|★ APPLICATIONS ★ BUREAUTIQUE ★ Matrix: Spreadsheet Plus|Amstrad Action) ★|
|Matrix - Spreadsheet Plus||Applications Bureautique|
ASL claims that Matrix is 'probably the most powerful and versatile spreadsheet ever seen on a home computer." This may be true to a certain extent. But don't kick the stool just yet if you have already forked out for a similar product - read on and find out exactly what Matrix is and isn't capable of.
What is a spreadsheet? And what do you do with it? Il you need to manipulate large amounts of numeric data then a spreadsheet is an invaluable, time-saving aid. A spreadsheet is a set of boxes or cells laid out in rows and columns the electronic equivalent of Scrooge's ledgers that poor old Bob Cratchett and his quill pen slaved over back in Dickens'day

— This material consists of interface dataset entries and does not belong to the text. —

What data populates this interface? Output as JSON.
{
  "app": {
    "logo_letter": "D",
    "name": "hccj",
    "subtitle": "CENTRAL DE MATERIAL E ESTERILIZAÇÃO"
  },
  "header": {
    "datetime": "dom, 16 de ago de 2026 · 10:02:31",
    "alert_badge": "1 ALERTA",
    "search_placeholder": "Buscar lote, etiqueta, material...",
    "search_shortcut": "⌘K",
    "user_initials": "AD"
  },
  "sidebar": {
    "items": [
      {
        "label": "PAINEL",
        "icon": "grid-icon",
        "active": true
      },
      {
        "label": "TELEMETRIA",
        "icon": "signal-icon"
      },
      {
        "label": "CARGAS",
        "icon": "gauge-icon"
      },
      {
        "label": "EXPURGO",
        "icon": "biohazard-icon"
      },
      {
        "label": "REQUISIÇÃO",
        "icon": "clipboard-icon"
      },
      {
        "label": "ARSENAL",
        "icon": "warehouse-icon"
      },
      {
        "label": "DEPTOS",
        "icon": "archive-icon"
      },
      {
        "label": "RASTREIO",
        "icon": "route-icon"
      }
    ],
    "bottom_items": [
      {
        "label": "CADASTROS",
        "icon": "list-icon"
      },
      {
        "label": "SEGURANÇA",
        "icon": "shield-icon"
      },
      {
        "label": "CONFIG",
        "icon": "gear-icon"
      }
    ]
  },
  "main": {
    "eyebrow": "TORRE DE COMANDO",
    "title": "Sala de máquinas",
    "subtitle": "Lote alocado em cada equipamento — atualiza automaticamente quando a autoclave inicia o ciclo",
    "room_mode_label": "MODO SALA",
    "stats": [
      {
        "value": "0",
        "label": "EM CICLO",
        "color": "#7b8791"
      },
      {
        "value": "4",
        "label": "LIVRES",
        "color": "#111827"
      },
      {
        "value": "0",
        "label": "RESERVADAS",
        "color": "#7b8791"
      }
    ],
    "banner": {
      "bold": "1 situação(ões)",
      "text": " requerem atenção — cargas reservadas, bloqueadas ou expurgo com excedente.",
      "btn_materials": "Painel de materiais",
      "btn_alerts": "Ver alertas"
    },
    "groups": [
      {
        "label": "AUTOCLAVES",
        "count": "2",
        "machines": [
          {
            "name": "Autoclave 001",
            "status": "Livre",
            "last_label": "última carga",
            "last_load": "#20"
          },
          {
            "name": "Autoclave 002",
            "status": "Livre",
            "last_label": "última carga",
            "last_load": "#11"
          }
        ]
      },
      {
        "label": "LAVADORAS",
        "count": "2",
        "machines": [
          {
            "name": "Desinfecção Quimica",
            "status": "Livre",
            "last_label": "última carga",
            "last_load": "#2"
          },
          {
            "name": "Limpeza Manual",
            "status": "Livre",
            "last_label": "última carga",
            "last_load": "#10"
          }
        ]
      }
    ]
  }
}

Once numbers have been entered in all the boxes, rows and "columns had better add up. Or you can perform more involved mathematical functions on them. What if you can change a few figures? What happens to the results? It's far easier for Arnold to cook the books than it was for Scrooge. Nowadays, that sort of "what if?' fiddling is called mathematical modelling or financial projection.
Matrix is more than just a spreadsheet: it can turn data into graph form, it has a simple built-in word-processor and a handy calculator function what it can't do is take your dog for a walk.

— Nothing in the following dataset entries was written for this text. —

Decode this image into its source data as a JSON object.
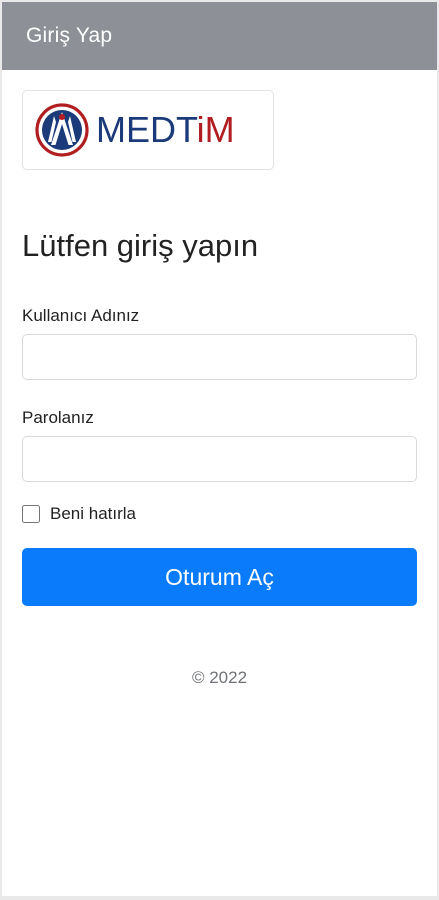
{
  "header": {
    "title": "Giriş Yap"
  },
  "logo": {
    "wordmark_main": "MEDT",
    "wordmark_accent": "iM",
    "colors": {
      "red": "#b01e22",
      "blue": "#1b3a7a"
    }
  },
  "form": {
    "heading": "Lütfen giriş yapın",
    "username_label": "Kullanıcı Adınız",
    "username_value": "",
    "username_placeholder": "",
    "password_label": "Parolanız",
    "password_value": "",
    "password_placeholder": "",
    "remember_label": "Beni hatırla",
    "remember_checked": false,
    "submit_label": "Oturum Aç"
  },
  "footer": {
    "copyright": "© 2022"
  },
  "colors": {
    "header_bg": "#8d9096",
    "primary": "#0a7bfb",
    "text": "#222222",
    "muted": "#6f7377"
  }
}
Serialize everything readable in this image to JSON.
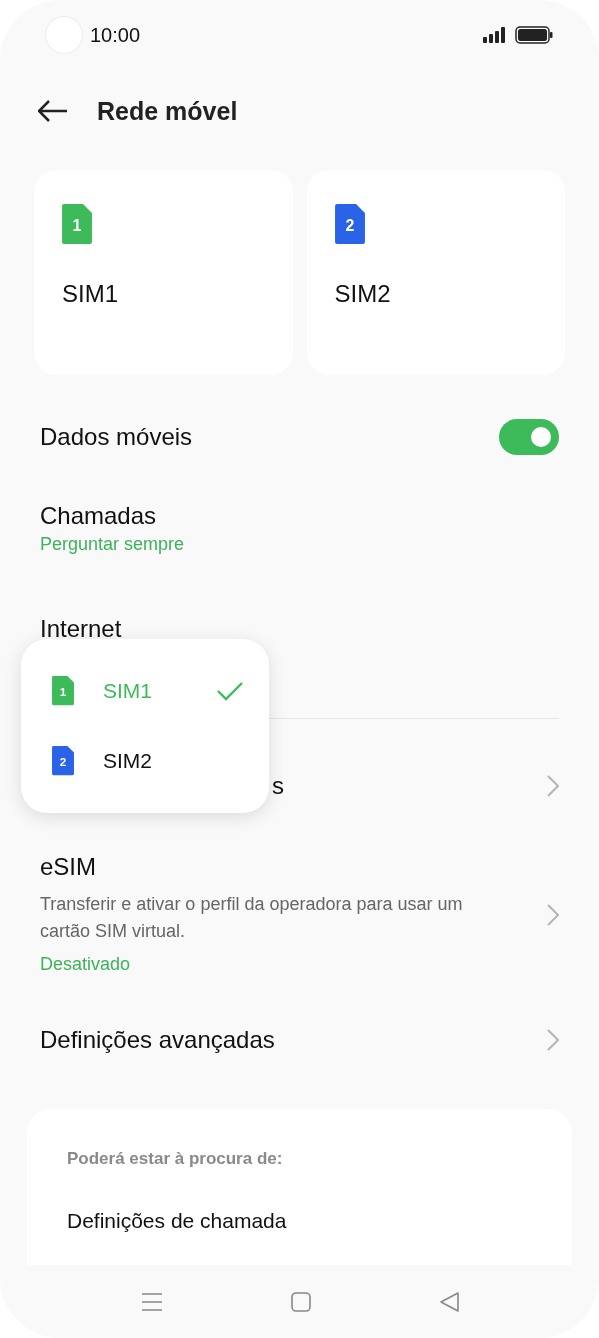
{
  "status_bar": {
    "time": "10:00"
  },
  "header": {
    "title": "Rede móvel"
  },
  "sim_cards": [
    {
      "number": "1",
      "label": "SIM1",
      "color": "#3dbb5a"
    },
    {
      "number": "2",
      "label": "SIM2",
      "color": "#2a62e8"
    }
  ],
  "settings": [
    {
      "kind": "toggle",
      "label": "Dados móveis",
      "on": true
    },
    {
      "kind": "value",
      "label": "Chamadas",
      "value": "Perguntar sempre"
    },
    {
      "kind": "value",
      "label": "Internet"
    },
    {
      "kind": "covered",
      "label": "s"
    },
    {
      "kind": "link",
      "label": "eSIM",
      "description": "Transferir e ativar o perfil da operadora para usar um cartão SIM virtual.",
      "value": "Desativado"
    },
    {
      "kind": "link",
      "label": "Definições avançadas"
    }
  ],
  "sim_menu": {
    "items": [
      {
        "number": "1",
        "label": "SIM1",
        "selected": true,
        "color": "#3dbb5a"
      },
      {
        "number": "2",
        "label": "SIM2",
        "selected": false,
        "color": "#2a62e8"
      }
    ]
  },
  "suggestions": {
    "heading": "Poderá estar à procura de:",
    "items": [
      "Definições de chamada"
    ]
  }
}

The rows and columns are numbered, so that any cell can be identified by its row and column. Typically R3C11 refers to row three and column eleven. Reading the manual suggests there is no limit to the number of rows and columns in theory this may well be correct In practice it is limited by memory I found that a block of 100 by 100 cells was the maximum; if you try entering more data you will be greeted with There is a PROBLEM: INSUFFICIENT MEMORY. If you use other aspects of Matrix such as the word-processor or notebook, your limit will be lower.

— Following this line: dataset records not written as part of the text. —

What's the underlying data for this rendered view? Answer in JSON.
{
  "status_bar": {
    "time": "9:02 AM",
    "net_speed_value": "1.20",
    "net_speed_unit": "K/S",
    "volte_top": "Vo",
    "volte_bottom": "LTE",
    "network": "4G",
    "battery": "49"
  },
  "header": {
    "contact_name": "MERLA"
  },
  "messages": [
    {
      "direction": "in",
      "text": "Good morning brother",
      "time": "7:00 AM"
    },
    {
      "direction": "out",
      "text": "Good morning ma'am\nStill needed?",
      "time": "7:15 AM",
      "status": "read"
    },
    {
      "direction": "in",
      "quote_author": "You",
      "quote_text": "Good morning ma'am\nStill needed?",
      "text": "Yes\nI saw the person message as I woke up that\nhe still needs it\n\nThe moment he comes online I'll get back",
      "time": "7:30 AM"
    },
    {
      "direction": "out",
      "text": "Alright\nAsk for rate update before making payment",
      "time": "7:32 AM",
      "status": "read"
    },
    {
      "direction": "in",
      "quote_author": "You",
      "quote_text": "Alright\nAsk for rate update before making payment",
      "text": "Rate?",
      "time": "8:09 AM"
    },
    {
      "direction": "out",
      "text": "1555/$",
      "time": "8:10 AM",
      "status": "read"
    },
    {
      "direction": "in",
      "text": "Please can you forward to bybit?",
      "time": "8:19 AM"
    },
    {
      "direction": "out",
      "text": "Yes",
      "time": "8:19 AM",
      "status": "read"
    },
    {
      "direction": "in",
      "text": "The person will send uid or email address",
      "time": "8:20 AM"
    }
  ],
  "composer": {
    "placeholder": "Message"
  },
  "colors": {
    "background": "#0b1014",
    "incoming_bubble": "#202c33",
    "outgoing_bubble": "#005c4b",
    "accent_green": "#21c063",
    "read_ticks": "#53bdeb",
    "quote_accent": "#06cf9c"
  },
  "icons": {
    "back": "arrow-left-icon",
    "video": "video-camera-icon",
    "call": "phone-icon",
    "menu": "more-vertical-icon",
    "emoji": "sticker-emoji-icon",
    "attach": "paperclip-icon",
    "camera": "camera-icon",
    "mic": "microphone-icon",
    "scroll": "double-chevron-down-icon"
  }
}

Data can be of three types:
Formulae can be expressed in numérous ways. For example. R4C2+R5C2 would add the numbers held in those two cells. When entering a formula you can put the cursor on the required cell and press Copy to insert the cell number into your formula automatically - very nice.
The formula above was an example of absolute referencing. Other possibilities include relative referencing, which lets you deal with cell positions relative to the cell containing the formula, and range referencing, with which you can perform a function on a block or group of cells. Range referencing is useful when you want to find the mean, maximum or minimum or even add a row of cells. There is a group of commands which allow you to perform these actions without the need for lengthy formulae.